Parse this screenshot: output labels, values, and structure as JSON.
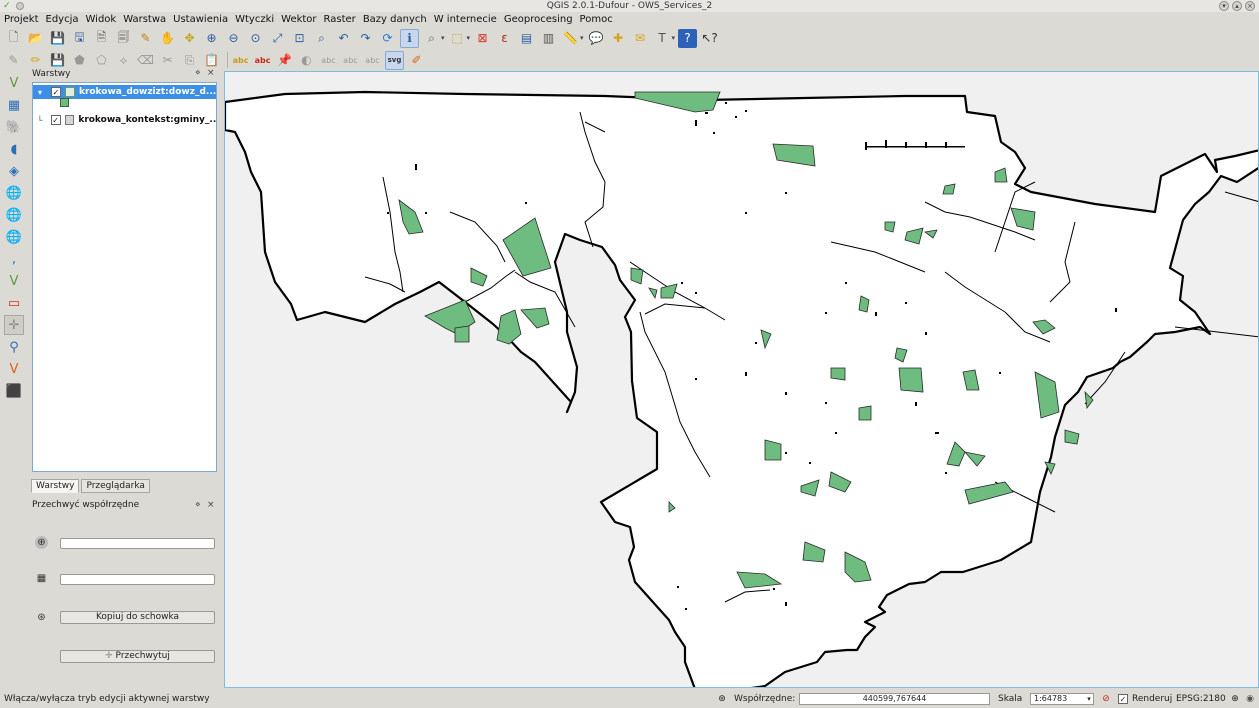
{
  "window": {
    "title": "QGIS 2.0.1-Dufour - OWS_Services_2"
  },
  "menu": [
    "Projekt",
    "Edycja",
    "Widok",
    "Warstwa",
    "Ustawienia",
    "Wtyczki",
    "Wektor",
    "Raster",
    "Bazy danych",
    "W internecie",
    "Geoprocesing",
    "Pomoc"
  ],
  "toolbar": {
    "row1_icons": [
      "new-project-icon",
      "open-project-icon",
      "save-project-icon",
      "save-as-icon",
      "new-print-composer-icon",
      "composer-manager-icon",
      "style-manager-icon",
      "pan-icon",
      "pan-to-selection-icon",
      "zoom-in-icon",
      "zoom-out-icon",
      "zoom-actual-icon",
      "zoom-full-icon",
      "zoom-selection-icon",
      "zoom-layer-icon",
      "zoom-last-icon",
      "zoom-next-icon",
      "refresh-icon",
      "identify-icon",
      "zoom-dropdown-icon",
      "select-features-icon",
      "deselect-icon",
      "field-calculator-icon",
      "attribute-table-icon",
      "statistics-icon",
      "measure-icon",
      "map-tips-icon",
      "new-bookmark-icon",
      "show-bookmarks-icon",
      "text-annotation-icon",
      "help-icon",
      "whats-this-icon"
    ],
    "row2_icons": [
      "current-edits-icon",
      "toggle-editing-icon",
      "save-edits-icon",
      "add-feature-icon",
      "move-feature-icon",
      "node-tool-icon",
      "delete-selected-icon",
      "cut-features-icon",
      "copy-features-icon",
      "paste-features-icon",
      "label-toolbar-icon",
      "layer-labeling-icon",
      "pin-labels-icon",
      "show-hide-labels-icon",
      "move-label-icon",
      "rotate-label-icon",
      "change-label-icon",
      "svg-annotation-icon",
      "edit-python-icon"
    ]
  },
  "layers_panel": {
    "title": "Warstwy",
    "layers": [
      {
        "name": "krokowa_dowzizt:dowz_d...",
        "checked": true,
        "selected": true,
        "color": "#6ebc7f"
      },
      {
        "name": "krokowa_kontekst:gminy_...",
        "checked": true,
        "selected": false
      }
    ]
  },
  "tabs": [
    "Warstwy",
    "Przeglądarka"
  ],
  "coord_capture": {
    "title": "Przechwyć współrzędne",
    "field1": "",
    "field2": "",
    "copy_label": "Kopiuj do schowka",
    "capture_label": "Przechwytuj"
  },
  "status": {
    "message": "Włącza/wyłącza tryb edycji aktywnej warstwy",
    "coord_label": "Współrzędne:",
    "coord_value": "440599,767644",
    "scale_label": "Skala",
    "scale_value": "1:64783",
    "render_label": "Renderuj",
    "crs": "EPSG:2180"
  },
  "colors": {
    "polygon_fill": "#6ebc7f",
    "selection": "#3d8ee6",
    "canvas_frame": "#7ebfe0"
  }
}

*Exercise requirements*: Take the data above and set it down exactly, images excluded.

*Answer to this task*:
Parse this screenshot: output labels, values, and structure as JSON.
{
  "window": {
    "title": "QGIS 2.0.1-Dufour - OWS_Services_2"
  },
  "menu": [
    "Projekt",
    "Edycja",
    "Widok",
    "Warstwa",
    "Ustawienia",
    "Wtyczki",
    "Wektor",
    "Raster",
    "Bazy danych",
    "W internecie",
    "Geoprocesing",
    "Pomoc"
  ],
  "toolbar": {
    "row1_icons": [
      "new-project-icon",
      "open-project-icon",
      "save-project-icon",
      "save-as-icon",
      "new-print-composer-icon",
      "composer-manager-icon",
      "style-manager-icon",
      "pan-icon",
      "pan-to-selection-icon",
      "zoom-in-icon",
      "zoom-out-icon",
      "zoom-actual-icon",
      "zoom-full-icon",
      "zoom-selection-icon",
      "zoom-layer-icon",
      "zoom-last-icon",
      "zoom-next-icon",
      "refresh-icon",
      "identify-icon",
      "zoom-dropdown-icon",
      "select-features-icon",
      "deselect-icon",
      "field-calculator-icon",
      "attribute-table-icon",
      "statistics-icon",
      "measure-icon",
      "map-tips-icon",
      "new-bookmark-icon",
      "show-bookmarks-icon",
      "text-annotation-icon",
      "help-icon",
      "whats-this-icon"
    ],
    "row2_icons": [
      "current-edits-icon",
      "toggle-editing-icon",
      "save-edits-icon",
      "add-feature-icon",
      "move-feature-icon",
      "node-tool-icon",
      "delete-selected-icon",
      "cut-features-icon",
      "copy-features-icon",
      "paste-features-icon",
      "label-toolbar-icon",
      "layer-labeling-icon",
      "pin-labels-icon",
      "show-hide-labels-icon",
      "move-label-icon",
      "rotate-label-icon",
      "change-label-icon",
      "svg-annotation-icon",
      "edit-python-icon"
    ]
  },
  "layers_panel": {
    "title": "Warstwy",
    "layers": [
      {
        "name": "krokowa_dowzizt:dowz_d...",
        "checked": true,
        "selected": true,
        "color": "#6ebc7f"
      },
      {
        "name": "krokowa_kontekst:gminy_...",
        "checked": true,
        "selected": false
      }
    ]
  },
  "tabs": [
    "Warstwy",
    "Przeglądarka"
  ],
  "coord_capture": {
    "title": "Przechwyć współrzędne",
    "field1": "",
    "field2": "",
    "copy_label": "Kopiuj do schowka",
    "capture_label": "Przechwytuj"
  },
  "status": {
    "message": "Włącza/wyłącza tryb edycji aktywnej warstwy",
    "coord_label": "Współrzędne:",
    "coord_value": "440599,767644",
    "scale_label": "Skala",
    "scale_value": "1:64783",
    "render_label": "Renderuj",
    "crs": "EPSG:2180"
  },
  "colors": {
    "polygon_fill": "#6ebc7f",
    "selection": "#3d8ee6",
    "canvas_frame": "#7ebfe0"
  }
}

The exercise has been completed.